* TASK BRIEF: Could you retype all of the entries exactly, without their pictures?
#### RECORD SET
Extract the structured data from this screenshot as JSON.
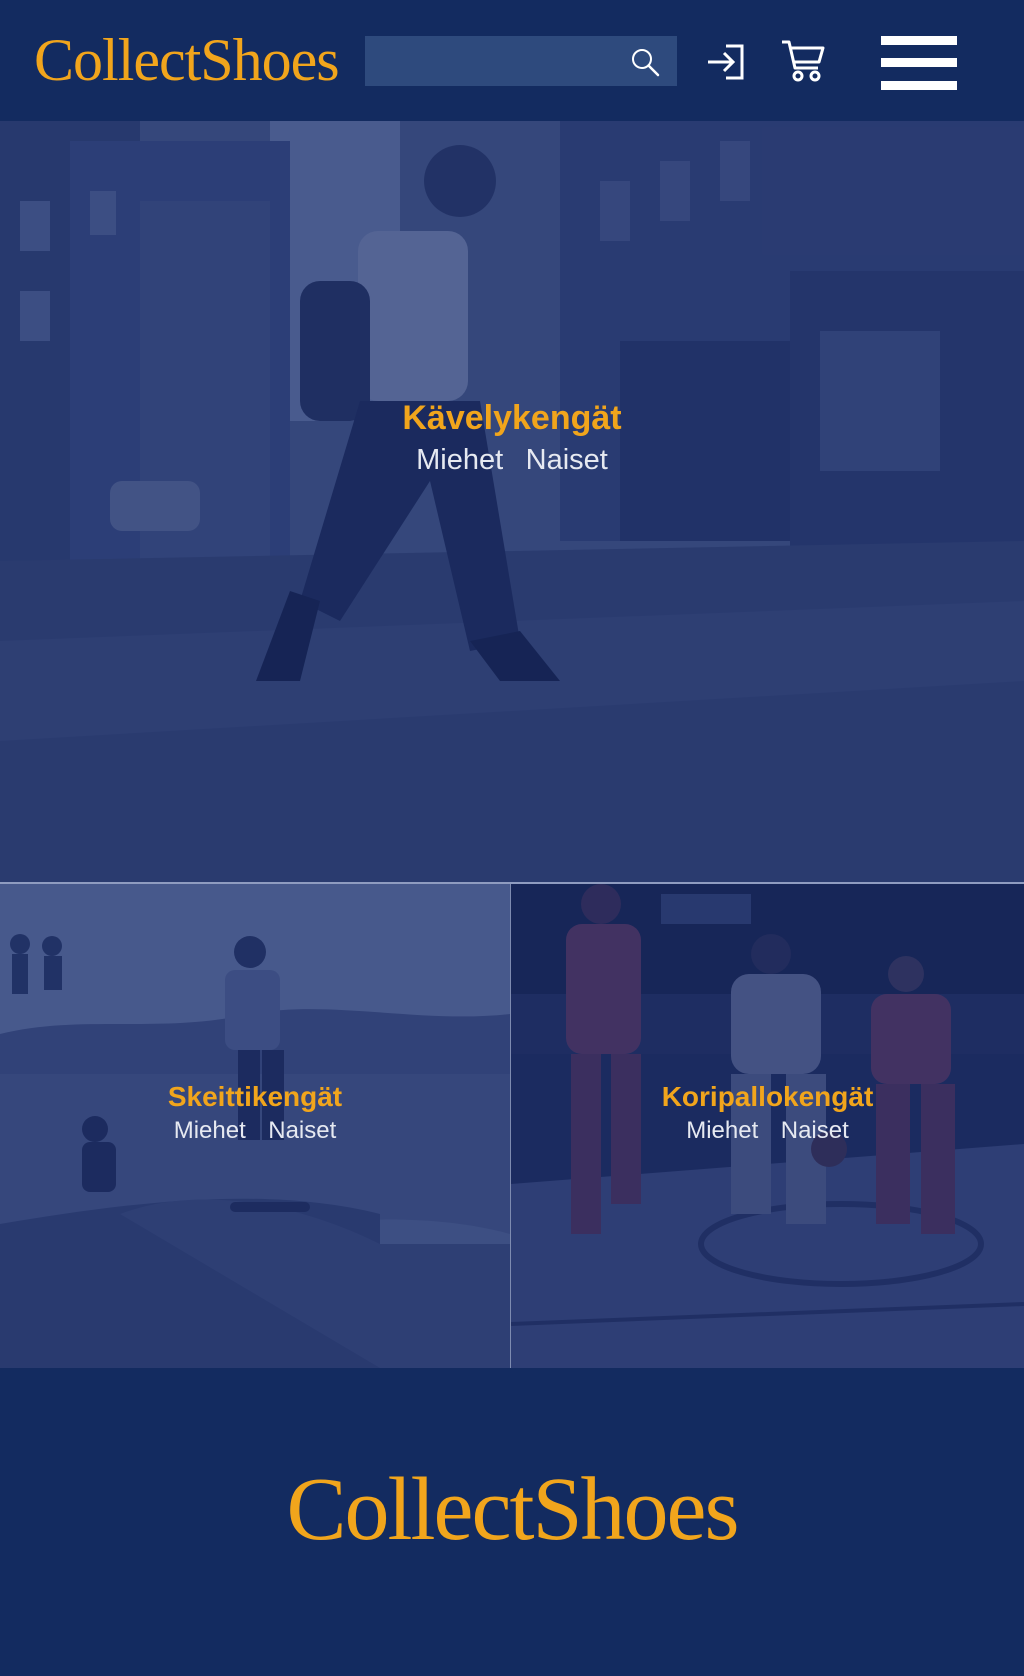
{
  "brand": {
    "name": "CollectShoes",
    "accent_color": "#f1a51c",
    "background_color": "#132b60"
  },
  "header": {
    "search": {
      "placeholder": "",
      "value": "",
      "icon": "search-icon"
    },
    "icons": {
      "login": "login-icon",
      "cart": "cart-icon",
      "menu": "hamburger-menu-icon"
    }
  },
  "categories": [
    {
      "title": "Kävelykengät",
      "photo": "man walking across city street",
      "links": [
        "Miehet",
        "Naiset"
      ]
    },
    {
      "title": "Skeittikengät",
      "photo": "skateboarder in skatepark bowl",
      "links": [
        "Miehet",
        "Naiset"
      ]
    },
    {
      "title": "Koripallokengät",
      "photo": "basketball players dribbling on court",
      "links": [
        "Miehet",
        "Naiset"
      ]
    }
  ],
  "footer": {
    "logo": "CollectShoes"
  }
}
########
* SOLUTION:
Extract the structured data from this screenshot as JSON.
{
  "brand": {
    "name": "CollectShoes",
    "accent_color": "#f1a51c",
    "background_color": "#132b60"
  },
  "header": {
    "search": {
      "placeholder": "",
      "value": "",
      "icon": "search-icon"
    },
    "icons": {
      "login": "login-icon",
      "cart": "cart-icon",
      "menu": "hamburger-menu-icon"
    }
  },
  "categories": [
    {
      "title": "Kävelykengät",
      "photo": "man walking across city street",
      "links": [
        "Miehet",
        "Naiset"
      ]
    },
    {
      "title": "Skeittikengät",
      "photo": "skateboarder in skatepark bowl",
      "links": [
        "Miehet",
        "Naiset"
      ]
    },
    {
      "title": "Koripallokengät",
      "photo": "basketball players dribbling on court",
      "links": [
        "Miehet",
        "Naiset"
      ]
    }
  ],
  "footer": {
    "logo": "CollectShoes"
  }
}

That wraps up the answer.